Victims of conflict can often be the most powerful. I need help with ideas, please. :)
Victims of conflict can become powerful when they overcome the situation which made them a victim. This is a theme that resonates in many literary works, particularly those texts that reflect ideas relating to discrimination.
In feminist literature, for instance, the reader is often presented with female characters who rise above conflict and emerge stronger for having done so. Think, for a moment, about the strong female characters that you have encountered in your classwork. Jane Eyre comes to mind as one of the strongest female characters in the traditional literary canon to overcome great challenges and emerge stronger, but modern literature as well has a wealth of options for you to consider. Katniss Everdeen in The Hunger Games is clearly a victim of circumstance, but in the end she is a victor not only in the arena but also in a broader sense in that she uses her intellect to overcome her oppressor and become more powerful than the regime that sought to oppress her.
African American literature, as well, often gives us victims who ultimately become powerful. Look to the poetry of Langston Hughes and novels such as The Color Purple and you will find victims who use the conflicts that they are faced with in life to rise to power over those who sought to keep them down.
The main thrust behind these themes can be evidenced in what is known as the hero cycle in literature. A hero must be an ordinary person who initially resists a call to action but ultimately embarks on a path that leads him or her into a conflict situation.

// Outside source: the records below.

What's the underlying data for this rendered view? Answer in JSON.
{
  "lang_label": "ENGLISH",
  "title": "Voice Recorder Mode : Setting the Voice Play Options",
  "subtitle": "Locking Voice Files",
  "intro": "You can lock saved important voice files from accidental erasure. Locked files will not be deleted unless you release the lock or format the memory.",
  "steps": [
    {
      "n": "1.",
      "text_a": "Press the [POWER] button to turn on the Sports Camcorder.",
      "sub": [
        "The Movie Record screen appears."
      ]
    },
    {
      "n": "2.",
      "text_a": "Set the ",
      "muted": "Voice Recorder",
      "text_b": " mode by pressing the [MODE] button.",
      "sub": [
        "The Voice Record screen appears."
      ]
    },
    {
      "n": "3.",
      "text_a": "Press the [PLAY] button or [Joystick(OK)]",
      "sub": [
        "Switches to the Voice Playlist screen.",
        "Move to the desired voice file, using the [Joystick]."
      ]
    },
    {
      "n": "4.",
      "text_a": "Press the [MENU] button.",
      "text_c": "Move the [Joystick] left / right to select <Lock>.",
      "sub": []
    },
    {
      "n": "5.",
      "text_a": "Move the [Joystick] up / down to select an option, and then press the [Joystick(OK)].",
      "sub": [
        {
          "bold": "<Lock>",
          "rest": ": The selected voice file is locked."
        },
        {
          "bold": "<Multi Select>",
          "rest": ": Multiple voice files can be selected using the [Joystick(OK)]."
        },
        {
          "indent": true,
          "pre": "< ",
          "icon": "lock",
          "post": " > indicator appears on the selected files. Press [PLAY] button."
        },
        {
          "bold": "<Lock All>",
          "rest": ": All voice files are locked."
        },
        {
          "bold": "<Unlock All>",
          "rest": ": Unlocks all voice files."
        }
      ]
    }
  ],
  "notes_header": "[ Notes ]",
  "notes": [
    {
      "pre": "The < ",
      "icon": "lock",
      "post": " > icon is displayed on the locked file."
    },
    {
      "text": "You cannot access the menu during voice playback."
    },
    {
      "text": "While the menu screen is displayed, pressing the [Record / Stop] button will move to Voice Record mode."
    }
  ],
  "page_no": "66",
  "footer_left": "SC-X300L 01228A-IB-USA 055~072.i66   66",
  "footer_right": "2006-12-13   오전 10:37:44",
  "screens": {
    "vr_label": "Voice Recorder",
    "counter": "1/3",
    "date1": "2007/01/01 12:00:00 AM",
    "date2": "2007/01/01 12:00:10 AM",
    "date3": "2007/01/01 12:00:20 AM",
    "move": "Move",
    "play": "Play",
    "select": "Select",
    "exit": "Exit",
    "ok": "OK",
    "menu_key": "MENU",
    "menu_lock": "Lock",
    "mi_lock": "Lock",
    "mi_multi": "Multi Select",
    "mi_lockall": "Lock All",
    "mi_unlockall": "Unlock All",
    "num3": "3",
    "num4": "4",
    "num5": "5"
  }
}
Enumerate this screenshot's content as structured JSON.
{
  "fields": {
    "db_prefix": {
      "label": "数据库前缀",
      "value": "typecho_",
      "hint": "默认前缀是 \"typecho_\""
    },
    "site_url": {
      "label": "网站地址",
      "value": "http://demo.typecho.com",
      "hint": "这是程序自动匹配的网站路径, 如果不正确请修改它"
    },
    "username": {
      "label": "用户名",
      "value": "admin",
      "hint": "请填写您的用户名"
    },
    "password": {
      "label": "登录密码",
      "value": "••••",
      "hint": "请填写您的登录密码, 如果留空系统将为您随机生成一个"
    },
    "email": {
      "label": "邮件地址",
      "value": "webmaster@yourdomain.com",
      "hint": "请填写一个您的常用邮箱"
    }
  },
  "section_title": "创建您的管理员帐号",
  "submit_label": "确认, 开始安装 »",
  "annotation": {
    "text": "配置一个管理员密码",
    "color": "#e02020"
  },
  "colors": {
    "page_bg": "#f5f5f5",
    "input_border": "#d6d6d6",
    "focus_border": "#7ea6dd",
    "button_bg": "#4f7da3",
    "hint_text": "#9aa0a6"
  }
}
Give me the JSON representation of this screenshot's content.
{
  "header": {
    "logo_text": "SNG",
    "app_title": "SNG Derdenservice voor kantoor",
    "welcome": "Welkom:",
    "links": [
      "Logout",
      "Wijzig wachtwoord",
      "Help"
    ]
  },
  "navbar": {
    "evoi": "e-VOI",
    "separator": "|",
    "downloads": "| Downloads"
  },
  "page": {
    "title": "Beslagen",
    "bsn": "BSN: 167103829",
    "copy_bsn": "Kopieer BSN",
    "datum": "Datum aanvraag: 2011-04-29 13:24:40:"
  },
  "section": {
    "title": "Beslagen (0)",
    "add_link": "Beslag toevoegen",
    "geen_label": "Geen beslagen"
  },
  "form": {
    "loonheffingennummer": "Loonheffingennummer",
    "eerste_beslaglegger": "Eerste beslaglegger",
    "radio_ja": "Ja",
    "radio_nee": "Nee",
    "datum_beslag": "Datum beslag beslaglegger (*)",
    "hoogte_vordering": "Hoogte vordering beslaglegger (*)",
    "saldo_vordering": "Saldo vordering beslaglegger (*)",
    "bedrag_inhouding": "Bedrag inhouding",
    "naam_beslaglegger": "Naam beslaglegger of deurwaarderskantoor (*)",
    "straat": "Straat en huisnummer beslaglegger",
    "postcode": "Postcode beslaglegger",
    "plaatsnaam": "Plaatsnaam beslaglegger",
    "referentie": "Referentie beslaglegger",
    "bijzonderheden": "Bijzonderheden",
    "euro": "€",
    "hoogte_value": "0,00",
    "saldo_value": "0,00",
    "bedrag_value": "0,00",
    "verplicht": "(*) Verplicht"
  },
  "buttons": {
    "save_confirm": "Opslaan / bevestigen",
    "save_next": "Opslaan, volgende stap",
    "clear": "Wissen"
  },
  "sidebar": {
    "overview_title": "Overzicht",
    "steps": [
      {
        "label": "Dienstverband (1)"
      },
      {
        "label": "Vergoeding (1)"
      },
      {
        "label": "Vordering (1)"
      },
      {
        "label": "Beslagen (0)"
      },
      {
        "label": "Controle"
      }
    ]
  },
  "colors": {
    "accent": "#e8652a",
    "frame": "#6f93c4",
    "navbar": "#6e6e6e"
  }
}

From this conflict, the hero often becomes a victim and experiences an emotional or physical death before arising stronger and more powerful than before. The victim character is an interesting plot point because he or she must climb to a higher place along the journey. A character who is already powerful, on the other hand, has nowhere to go but down!